** Opening Data excerpts block **

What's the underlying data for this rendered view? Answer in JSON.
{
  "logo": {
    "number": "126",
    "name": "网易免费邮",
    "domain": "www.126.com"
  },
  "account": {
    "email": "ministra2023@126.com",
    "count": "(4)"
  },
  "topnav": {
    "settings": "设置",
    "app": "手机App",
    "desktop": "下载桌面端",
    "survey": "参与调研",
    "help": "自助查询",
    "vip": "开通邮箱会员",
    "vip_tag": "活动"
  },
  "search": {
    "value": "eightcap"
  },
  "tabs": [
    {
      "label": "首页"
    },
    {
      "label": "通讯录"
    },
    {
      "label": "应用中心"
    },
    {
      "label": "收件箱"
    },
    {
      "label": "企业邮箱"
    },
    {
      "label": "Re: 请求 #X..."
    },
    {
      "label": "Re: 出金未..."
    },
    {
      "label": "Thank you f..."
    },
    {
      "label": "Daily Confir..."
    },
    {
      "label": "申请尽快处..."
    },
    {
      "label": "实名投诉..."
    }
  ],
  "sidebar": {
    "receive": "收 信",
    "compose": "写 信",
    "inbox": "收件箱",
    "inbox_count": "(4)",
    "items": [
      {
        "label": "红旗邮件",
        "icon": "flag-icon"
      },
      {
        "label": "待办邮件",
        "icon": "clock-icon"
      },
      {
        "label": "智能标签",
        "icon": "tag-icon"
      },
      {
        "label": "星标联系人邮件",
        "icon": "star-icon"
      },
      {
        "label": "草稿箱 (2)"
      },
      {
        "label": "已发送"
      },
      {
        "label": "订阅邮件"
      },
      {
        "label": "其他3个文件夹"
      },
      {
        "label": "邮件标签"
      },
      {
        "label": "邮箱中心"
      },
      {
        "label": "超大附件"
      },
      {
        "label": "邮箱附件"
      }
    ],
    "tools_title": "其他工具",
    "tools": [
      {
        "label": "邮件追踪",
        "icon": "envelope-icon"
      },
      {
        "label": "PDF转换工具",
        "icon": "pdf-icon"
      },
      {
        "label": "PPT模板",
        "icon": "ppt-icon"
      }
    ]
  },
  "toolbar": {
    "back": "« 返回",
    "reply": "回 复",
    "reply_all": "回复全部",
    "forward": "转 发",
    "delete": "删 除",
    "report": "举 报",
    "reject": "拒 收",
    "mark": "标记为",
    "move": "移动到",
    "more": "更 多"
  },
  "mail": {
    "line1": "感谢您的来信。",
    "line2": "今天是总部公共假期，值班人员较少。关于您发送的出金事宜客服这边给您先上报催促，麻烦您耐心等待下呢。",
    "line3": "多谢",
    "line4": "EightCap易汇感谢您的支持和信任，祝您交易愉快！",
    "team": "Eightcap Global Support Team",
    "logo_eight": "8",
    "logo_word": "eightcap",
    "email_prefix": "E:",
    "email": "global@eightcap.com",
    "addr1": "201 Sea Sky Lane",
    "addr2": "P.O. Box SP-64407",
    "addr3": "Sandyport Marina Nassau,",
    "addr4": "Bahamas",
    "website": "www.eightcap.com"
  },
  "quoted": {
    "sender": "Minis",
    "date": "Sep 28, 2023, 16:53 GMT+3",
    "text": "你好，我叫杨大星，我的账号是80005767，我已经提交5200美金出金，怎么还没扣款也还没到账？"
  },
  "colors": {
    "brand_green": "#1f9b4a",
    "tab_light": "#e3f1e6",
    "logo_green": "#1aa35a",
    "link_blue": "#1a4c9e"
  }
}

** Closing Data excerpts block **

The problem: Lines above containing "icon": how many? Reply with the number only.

Answer to this exercise: 7